“Whoever drinks beer, he is quick to sleep; whoever sleeps long, does not sin; whoever does not sin, enters Heaven! Thus, let us drink beer!”  A couple more Luther quotes: “I am but a man prone to let himself be swept off his feet by society, drunkenness, and the movements of the flesh.” And, “Why, do you think, do I drink too much wine ...? It is when the Devil prepares to torment me and mock me and I wish to take the lead.” 

In a couple of years, the man will be lionized, but he sounds more like Rasputin than Christ. In Luther are laid the seeds of our current disaster, the redefinition of the family, a private, self-serving morality and all the rest. Our licentious age finds its parent in Luther;

“Be a sinner, and let your sins be strong, but let your trust in Christ be stronger, and rejoice in Christ who is the victor over sin, death, and the world. We will commit sins while we are here, for this life is not a place where justice resides… No sin can separate us from Him, even if we were to kill or commit adultery thousands of times each day.”
Europe is dying. It was Luther who killed it. The terminal illness was made obvious by the German Nationalism that caused the Franco-Prussian war when the Prussian Lutherans and Calvinist tried to make an empire. It matured in the First World War and finally exploded in an orgy of hatred, murder and racism in the Nazi madness which gripped the German-speaking peoples in the middle of the 20th century. Hitler and his Nazis skillfully used Luther’s anti-Semitism to inflame an entire people to insanity. These are Luther quotes, not Hitler quotes:

“My advice, as I said earlier, is: First, that their synagogues be burned down, and that all who are able toss sulfur and pitch; it would be good if someone could also throw in some hellfire… Second, that all their books– their prayer books, their Talmudic writings, also the entire Bible be taken from them, not leaving them one leaf, and that these be preserved for those who may be converted…Third, that they be forbidden on pain of death to praise God, to give thanks, to pray, and to teach publicly among us and in our country…Fourth, that they be forbidden to utter the name of God within our hearing. For we cannot with a good conscience listen to this or tolerate it… He who hears this name [God] from a Jew must inform the authorities, or else throw sow dung at him when he sees him and chase him away.” (Martin Luther; On the Jews and Their Lies).

It sounds a lot like Kristallnacht, when the Nazis burned the synagogues and the scrolls. Martin continues:
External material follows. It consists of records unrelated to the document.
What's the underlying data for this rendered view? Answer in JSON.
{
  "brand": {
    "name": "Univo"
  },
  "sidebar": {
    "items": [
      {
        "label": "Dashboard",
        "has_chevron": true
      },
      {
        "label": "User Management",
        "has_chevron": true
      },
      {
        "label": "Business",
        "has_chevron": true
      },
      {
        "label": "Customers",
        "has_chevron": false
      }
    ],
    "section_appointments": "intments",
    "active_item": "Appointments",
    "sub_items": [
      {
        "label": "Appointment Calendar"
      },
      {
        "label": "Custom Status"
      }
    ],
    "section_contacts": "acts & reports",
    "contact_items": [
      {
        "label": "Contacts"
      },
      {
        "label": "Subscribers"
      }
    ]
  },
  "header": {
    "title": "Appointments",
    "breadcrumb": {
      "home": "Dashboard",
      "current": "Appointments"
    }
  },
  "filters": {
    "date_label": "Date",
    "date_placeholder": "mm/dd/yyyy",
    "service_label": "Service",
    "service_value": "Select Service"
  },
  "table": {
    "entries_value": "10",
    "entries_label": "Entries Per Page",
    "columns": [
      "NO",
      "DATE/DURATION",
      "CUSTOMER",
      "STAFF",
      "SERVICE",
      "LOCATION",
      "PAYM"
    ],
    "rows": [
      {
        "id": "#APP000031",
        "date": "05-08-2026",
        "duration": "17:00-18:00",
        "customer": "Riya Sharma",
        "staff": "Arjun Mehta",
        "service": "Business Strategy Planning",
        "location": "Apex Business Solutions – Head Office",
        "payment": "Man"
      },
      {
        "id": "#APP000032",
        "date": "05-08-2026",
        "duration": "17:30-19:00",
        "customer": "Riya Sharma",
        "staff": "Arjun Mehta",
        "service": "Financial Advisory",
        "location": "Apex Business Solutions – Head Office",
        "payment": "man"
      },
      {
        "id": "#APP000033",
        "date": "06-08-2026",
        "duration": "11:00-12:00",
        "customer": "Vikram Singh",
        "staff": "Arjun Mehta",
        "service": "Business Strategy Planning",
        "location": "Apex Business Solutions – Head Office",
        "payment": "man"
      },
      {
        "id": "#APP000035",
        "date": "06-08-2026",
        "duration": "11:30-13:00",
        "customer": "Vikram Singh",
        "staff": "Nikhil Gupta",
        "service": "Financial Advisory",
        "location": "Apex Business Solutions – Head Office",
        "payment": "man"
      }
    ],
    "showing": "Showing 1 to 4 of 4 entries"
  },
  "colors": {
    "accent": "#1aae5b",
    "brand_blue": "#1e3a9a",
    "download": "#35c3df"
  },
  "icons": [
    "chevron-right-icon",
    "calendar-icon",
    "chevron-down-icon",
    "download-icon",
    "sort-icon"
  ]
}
 “Burn their synagogues. Forbid them all that I have mentioned above. Force them to work and treat them with every kind of severity, as Moses did in the desert and slew three thousand… If that is no use, we must drive them away like mad dogs, in order that we may not be partakers of their abominable blasphemy and of all their vices, and in order that we may not deserve the anger of God and be damned with them. I have done my duty. Let everyone see how he does his. I am excused.”
“If I had to baptize a Jew, I would take him to the bridge of the Elbe, hang a stone round his neck and push him over with the words I baptize thee in the name of Abraham.”

 “The Jews deserve to be hanged on gallows seven times higher than ordinary thieves.”
Doktor Luther wrote the prescription for the death camps of the Nazi monsters. Hitler was the pharmacist who filled the prescription.  So what will I be doing to celebrate Reformation day 2017? I suppose I will be hiding under my bed saying the Rosary.

The Rev. Know-it-all

No comments:

Post a Comment